Jury instructions tell the jury what the laws are that govern a particular case. Jury instructions include defining the elements of the charge offense defining the burden of proof. Each attorney gives the judge a set of proposed jury instructions. The judge considers each instruction and gives the ones that properly states the law that applies to the case. The jurors must accept and follow the law as instructed by the judge.
The judge reads instructions to the jury. These instructions explain the law which the jury must apply to the case.
instructions given by the judge to the jury after all the evidence in a case has been presented, either before or after closing arguments, and before the jury begins deliberations. The instructions cover such matters as the responsibilities of the jurors, how the jurors are to go about deciding the case, and the law applicable to the case.
The judge gives the jury instructions at the beginning of the trial, before deliberations, and at the end of the trial. Instructions at the beginning of the trial usually include rules for juror conduct. Instructions before deliberations outline the law that the jury must apply in determining the facts and deciding the verdict; the judge may give those instruction before or after final argument. At the end of trial, the court may give some final guidelines about what jurors may discuss with others, what they need not discuss if they choose not to, information about debriefing sessions for jurors in emotionally difficult cases. Judges frequently meet with juries after trial to get feedback about jury service and about what the judge, lawyers, and jury coordinator can do to improve jury service for future jurors.
Instructions given by the judge to the jury about laws and other information the jury must consider while making its decision.
Instructions that the judge gives the jury right before they decide a case. They tell the jury what laws apply to that particular case.
After all the evidence is in, and the lawyers have made their arguments, the judge outlines the questions to be decided and states the issues the jury must decide. The judge outlines the rules of law which must guide the juries deliberations.
The way in which the court informs the jury of the rules of law that control their decision. The instructions are usually read to the jury.
A direction given by the judge to the jury concerning the law of the case; a statement made by the judge to the jury informing them of the law applicable to the case in general or some aspect of it; an exposition or the rules or principles of law applicable to the case or some branch or phase of it, which the jury are bound to accept and apply.
The instructions that the judge reads to the jury to explain the law that applies to your case. See Fed. R. Civ. P. 51.
A judge's directions to the jury before it begins deliberations regarding the factual questions it must answer and the legal rules that it must apply.
directions given by the judge to the jury
The judge's written directions to a jury concerning the laws pertinent to the case under consideration. A set of jury instructions is given to the jury just prior to its deliberations.

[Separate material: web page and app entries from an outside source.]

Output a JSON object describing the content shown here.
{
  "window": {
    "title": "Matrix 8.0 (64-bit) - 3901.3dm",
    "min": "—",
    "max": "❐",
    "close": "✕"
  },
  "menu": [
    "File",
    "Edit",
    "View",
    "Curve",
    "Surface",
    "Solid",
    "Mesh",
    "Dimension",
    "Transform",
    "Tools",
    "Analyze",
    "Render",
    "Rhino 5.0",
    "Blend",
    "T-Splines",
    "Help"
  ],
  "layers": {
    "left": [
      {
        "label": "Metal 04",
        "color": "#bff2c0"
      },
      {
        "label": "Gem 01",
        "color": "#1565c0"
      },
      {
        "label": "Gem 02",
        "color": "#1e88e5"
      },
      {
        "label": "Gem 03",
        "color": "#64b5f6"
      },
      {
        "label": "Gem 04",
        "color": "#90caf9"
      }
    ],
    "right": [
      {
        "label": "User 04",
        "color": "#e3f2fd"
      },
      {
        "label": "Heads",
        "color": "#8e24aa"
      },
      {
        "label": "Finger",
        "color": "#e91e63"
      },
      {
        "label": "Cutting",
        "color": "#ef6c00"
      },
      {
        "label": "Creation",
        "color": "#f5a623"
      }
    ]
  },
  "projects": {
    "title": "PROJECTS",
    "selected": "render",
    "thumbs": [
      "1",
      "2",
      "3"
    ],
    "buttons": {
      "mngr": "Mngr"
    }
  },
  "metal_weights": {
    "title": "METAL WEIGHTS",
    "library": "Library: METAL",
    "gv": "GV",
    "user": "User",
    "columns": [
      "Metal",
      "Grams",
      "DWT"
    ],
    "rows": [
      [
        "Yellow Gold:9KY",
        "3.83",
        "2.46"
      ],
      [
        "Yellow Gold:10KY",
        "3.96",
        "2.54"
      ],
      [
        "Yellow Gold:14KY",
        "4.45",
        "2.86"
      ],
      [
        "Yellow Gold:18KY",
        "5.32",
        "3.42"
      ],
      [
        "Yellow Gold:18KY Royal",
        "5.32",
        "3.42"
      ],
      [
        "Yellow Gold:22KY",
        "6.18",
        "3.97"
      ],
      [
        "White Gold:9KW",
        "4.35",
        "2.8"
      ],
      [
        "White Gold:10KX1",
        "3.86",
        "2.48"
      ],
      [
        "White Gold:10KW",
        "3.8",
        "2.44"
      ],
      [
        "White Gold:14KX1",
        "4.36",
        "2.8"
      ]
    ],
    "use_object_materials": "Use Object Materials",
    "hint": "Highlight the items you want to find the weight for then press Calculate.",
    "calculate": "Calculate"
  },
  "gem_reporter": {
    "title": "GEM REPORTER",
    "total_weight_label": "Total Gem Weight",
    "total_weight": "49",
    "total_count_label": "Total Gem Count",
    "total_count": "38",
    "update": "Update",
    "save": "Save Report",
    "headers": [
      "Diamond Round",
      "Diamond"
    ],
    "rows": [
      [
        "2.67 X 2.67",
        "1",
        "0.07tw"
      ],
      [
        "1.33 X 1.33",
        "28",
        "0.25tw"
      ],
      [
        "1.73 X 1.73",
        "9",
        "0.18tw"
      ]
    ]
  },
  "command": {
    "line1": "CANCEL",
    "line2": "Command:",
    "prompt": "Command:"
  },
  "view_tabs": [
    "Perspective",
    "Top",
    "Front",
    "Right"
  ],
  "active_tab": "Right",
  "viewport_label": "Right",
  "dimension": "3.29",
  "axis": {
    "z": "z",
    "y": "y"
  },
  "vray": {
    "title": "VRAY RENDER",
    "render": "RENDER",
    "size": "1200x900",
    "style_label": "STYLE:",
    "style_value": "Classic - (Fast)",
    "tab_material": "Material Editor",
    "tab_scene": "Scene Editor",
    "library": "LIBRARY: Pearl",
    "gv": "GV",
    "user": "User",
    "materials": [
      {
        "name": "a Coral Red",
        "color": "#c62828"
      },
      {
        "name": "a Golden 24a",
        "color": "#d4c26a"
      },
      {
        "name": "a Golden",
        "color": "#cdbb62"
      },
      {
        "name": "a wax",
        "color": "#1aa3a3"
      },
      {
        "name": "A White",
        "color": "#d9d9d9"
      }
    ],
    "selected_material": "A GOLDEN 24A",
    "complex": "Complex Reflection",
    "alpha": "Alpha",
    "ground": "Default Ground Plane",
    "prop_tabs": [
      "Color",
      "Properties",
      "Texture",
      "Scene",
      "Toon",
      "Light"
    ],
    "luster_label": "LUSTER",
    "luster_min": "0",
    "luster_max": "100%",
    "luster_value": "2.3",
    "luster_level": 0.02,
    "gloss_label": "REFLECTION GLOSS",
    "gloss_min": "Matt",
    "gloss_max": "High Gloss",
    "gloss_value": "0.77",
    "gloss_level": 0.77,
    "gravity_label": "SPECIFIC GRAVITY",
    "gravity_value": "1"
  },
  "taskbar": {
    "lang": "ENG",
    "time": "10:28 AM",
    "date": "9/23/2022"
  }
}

Jury instructions are the set of legal rules that jurors must follow when the jury is deciding a civil or criminal case. Jury instructions are given to the jury by the judge, who usually reads them aloud to the jury. They are often the subject of discussion by attorneys on both sides in the case and the judge in order to make sure their interests are represented and nothing prejudicial is said.